» **Problem to solve**
The answer should consist of every line of the material, repeated verbatim.

━━ Task input

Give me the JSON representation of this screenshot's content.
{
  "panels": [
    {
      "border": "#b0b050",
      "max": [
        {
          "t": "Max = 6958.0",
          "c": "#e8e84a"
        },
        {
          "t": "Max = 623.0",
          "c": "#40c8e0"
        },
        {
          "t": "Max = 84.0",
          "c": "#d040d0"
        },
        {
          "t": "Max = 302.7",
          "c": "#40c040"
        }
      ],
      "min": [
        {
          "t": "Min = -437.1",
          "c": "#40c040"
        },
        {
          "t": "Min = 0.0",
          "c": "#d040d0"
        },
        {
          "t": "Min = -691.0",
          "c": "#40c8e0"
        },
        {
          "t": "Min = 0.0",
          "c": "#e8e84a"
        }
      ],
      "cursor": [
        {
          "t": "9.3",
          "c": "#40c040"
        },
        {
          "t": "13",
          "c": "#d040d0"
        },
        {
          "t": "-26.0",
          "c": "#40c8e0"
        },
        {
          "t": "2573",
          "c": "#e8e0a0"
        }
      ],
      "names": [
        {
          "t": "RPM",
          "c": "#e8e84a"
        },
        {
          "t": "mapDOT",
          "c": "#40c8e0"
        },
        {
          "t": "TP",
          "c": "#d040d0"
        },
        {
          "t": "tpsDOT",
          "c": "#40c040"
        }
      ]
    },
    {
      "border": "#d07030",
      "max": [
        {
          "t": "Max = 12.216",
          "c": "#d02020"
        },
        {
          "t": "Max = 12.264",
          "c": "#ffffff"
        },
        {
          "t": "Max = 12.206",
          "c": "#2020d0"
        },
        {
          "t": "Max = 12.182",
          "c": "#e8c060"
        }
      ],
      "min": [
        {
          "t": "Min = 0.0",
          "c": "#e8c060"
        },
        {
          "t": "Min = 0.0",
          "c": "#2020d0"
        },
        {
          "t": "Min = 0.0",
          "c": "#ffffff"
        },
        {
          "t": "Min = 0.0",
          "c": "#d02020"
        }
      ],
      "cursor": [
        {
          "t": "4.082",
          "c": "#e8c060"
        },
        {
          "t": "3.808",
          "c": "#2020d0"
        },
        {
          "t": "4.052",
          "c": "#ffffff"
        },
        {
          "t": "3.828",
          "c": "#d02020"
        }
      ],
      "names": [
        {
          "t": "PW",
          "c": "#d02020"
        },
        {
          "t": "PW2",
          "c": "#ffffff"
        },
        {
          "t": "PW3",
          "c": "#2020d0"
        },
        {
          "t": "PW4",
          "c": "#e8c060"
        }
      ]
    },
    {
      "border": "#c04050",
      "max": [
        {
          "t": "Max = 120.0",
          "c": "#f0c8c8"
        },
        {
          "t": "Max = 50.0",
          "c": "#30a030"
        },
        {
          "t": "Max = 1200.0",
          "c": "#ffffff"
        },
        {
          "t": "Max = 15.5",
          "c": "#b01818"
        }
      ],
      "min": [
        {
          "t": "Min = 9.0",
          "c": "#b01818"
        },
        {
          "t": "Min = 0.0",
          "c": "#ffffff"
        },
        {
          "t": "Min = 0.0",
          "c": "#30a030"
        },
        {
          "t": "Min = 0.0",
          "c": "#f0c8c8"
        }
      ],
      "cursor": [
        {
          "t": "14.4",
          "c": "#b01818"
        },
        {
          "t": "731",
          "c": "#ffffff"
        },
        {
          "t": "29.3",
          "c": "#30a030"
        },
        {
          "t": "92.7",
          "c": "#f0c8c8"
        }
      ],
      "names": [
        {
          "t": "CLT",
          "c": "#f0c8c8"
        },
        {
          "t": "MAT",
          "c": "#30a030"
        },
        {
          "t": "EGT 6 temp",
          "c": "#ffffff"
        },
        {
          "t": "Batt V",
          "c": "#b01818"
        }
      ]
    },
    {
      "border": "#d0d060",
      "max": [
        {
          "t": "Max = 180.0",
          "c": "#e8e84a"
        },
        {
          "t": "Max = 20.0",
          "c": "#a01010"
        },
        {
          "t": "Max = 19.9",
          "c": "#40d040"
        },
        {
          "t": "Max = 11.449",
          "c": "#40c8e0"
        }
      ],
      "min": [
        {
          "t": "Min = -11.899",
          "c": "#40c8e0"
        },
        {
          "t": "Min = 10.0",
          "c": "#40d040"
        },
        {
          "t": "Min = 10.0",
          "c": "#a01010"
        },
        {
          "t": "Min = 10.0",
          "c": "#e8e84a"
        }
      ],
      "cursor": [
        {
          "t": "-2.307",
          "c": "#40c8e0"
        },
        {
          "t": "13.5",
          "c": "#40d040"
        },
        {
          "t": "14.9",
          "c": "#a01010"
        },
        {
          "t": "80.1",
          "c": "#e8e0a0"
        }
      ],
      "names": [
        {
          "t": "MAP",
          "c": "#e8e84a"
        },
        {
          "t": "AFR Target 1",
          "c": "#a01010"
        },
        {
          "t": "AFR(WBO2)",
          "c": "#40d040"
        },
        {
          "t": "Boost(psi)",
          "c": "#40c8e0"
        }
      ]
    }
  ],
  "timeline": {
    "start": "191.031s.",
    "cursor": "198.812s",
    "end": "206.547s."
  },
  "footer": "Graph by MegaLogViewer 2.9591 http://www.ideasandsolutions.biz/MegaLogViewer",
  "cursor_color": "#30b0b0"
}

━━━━

» **Result below**
Give me the JSON representation of this screenshot's content.
{
  "panels": [
    {
      "border": "#b0b050",
      "max": [
        {
          "t": "Max = 6958.0",
          "c": "#e8e84a"
        },
        {
          "t": "Max = 623.0",
          "c": "#40c8e0"
        },
        {
          "t": "Max = 84.0",
          "c": "#d040d0"
        },
        {
          "t": "Max = 302.7",
          "c": "#40c040"
        }
      ],
      "min": [
        {
          "t": "Min = -437.1",
          "c": "#40c040"
        },
        {
          "t": "Min = 0.0",
          "c": "#d040d0"
        },
        {
          "t": "Min = -691.0",
          "c": "#40c8e0"
        },
        {
          "t": "Min = 0.0",
          "c": "#e8e84a"
        }
      ],
      "cursor": [
        {
          "t": "9.3",
          "c": "#40c040"
        },
        {
          "t": "13",
          "c": "#d040d0"
        },
        {
          "t": "-26.0",
          "c": "#40c8e0"
        },
        {
          "t": "2573",
          "c": "#e8e0a0"
        }
      ],
      "names": [
        {
          "t": "RPM",
          "c": "#e8e84a"
        },
        {
          "t": "mapDOT",
          "c": "#40c8e0"
        },
        {
          "t": "TP",
          "c": "#d040d0"
        },
        {
          "t": "tpsDOT",
          "c": "#40c040"
        }
      ]
    },
    {
      "border": "#d07030",
      "max": [
        {
          "t": "Max = 12.216",
          "c": "#d02020"
        },
        {
          "t": "Max = 12.264",
          "c": "#ffffff"
        },
        {
          "t": "Max = 12.206",
          "c": "#2020d0"
        },
        {
          "t": "Max = 12.182",
          "c": "#e8c060"
        }
      ],
      "min": [
        {
          "t": "Min = 0.0",
          "c": "#e8c060"
        },
        {
          "t": "Min = 0.0",
          "c": "#2020d0"
        },
        {
          "t": "Min = 0.0",
          "c": "#ffffff"
        },
        {
          "t": "Min = 0.0",
          "c": "#d02020"
        }
      ],
      "cursor": [
        {
          "t": "4.082",
          "c": "#e8c060"
        },
        {
          "t": "3.808",
          "c": "#2020d0"
        },
        {
          "t": "4.052",
          "c": "#ffffff"
        },
        {
          "t": "3.828",
          "c": "#d02020"
        }
      ],
      "names": [
        {
          "t": "PW",
          "c": "#d02020"
        },
        {
          "t": "PW2",
          "c": "#ffffff"
        },
        {
          "t": "PW3",
          "c": "#2020d0"
        },
        {
          "t": "PW4",
          "c": "#e8c060"
        }
      ]
    },
    {
      "border": "#c04050",
      "max": [
        {
          "t": "Max = 120.0",
          "c": "#f0c8c8"
        },
        {
          "t": "Max = 50.0",
          "c": "#30a030"
        },
        {
          "t": "Max = 1200.0",
          "c": "#ffffff"
        },
        {
          "t": "Max = 15.5",
          "c": "#b01818"
        }
      ],
      "min": [
        {
          "t": "Min = 9.0",
          "c": "#b01818"
        },
        {
          "t": "Min = 0.0",
          "c": "#ffffff"
        },
        {
          "t": "Min = 0.0",
          "c": "#30a030"
        },
        {
          "t": "Min = 0.0",
          "c": "#f0c8c8"
        }
      ],
      "cursor": [
        {
          "t": "14.4",
          "c": "#b01818"
        },
        {
          "t": "731",
          "c": "#ffffff"
        },
        {
          "t": "29.3",
          "c": "#30a030"
        },
        {
          "t": "92.7",
          "c": "#f0c8c8"
        }
      ],
      "names": [
        {
          "t": "CLT",
          "c": "#f0c8c8"
        },
        {
          "t": "MAT",
          "c": "#30a030"
        },
        {
          "t": "EGT 6 temp",
          "c": "#ffffff"
        },
        {
          "t": "Batt V",
          "c": "#b01818"
        }
      ]
    },
    {
      "border": "#d0d060",
      "max": [
        {
          "t": "Max = 180.0",
          "c": "#e8e84a"
        },
        {
          "t": "Max = 20.0",
          "c": "#a01010"
        },
        {
          "t": "Max = 19.9",
          "c": "#40d040"
        },
        {
          "t": "Max = 11.449",
          "c": "#40c8e0"
        }
      ],
      "min": [
        {
          "t": "Min = -11.899",
          "c": "#40c8e0"
        },
        {
          "t": "Min = 10.0",
          "c": "#40d040"
        },
        {
          "t": "Min = 10.0",
          "c": "#a01010"
        },
        {
          "t": "Min = 10.0",
          "c": "#e8e84a"
        }
      ],
      "cursor": [
        {
          "t": "-2.307",
          "c": "#40c8e0"
        },
        {
          "t": "13.5",
          "c": "#40d040"
        },
        {
          "t": "14.9",
          "c": "#a01010"
        },
        {
          "t": "80.1",
          "c": "#e8e0a0"
        }
      ],
      "names": [
        {
          "t": "MAP",
          "c": "#e8e84a"
        },
        {
          "t": "AFR Target 1",
          "c": "#a01010"
        },
        {
          "t": "AFR(WBO2)",
          "c": "#40d040"
        },
        {
          "t": "Boost(psi)",
          "c": "#40c8e0"
        }
      ]
    }
  ],
  "timeline": {
    "start": "191.031s.",
    "cursor": "198.812s",
    "end": "206.547s."
  },
  "footer": "Graph by MegaLogViewer 2.9591 http://www.ideasandsolutions.biz/MegaLogViewer",
  "cursor_color": "#30b0b0"
}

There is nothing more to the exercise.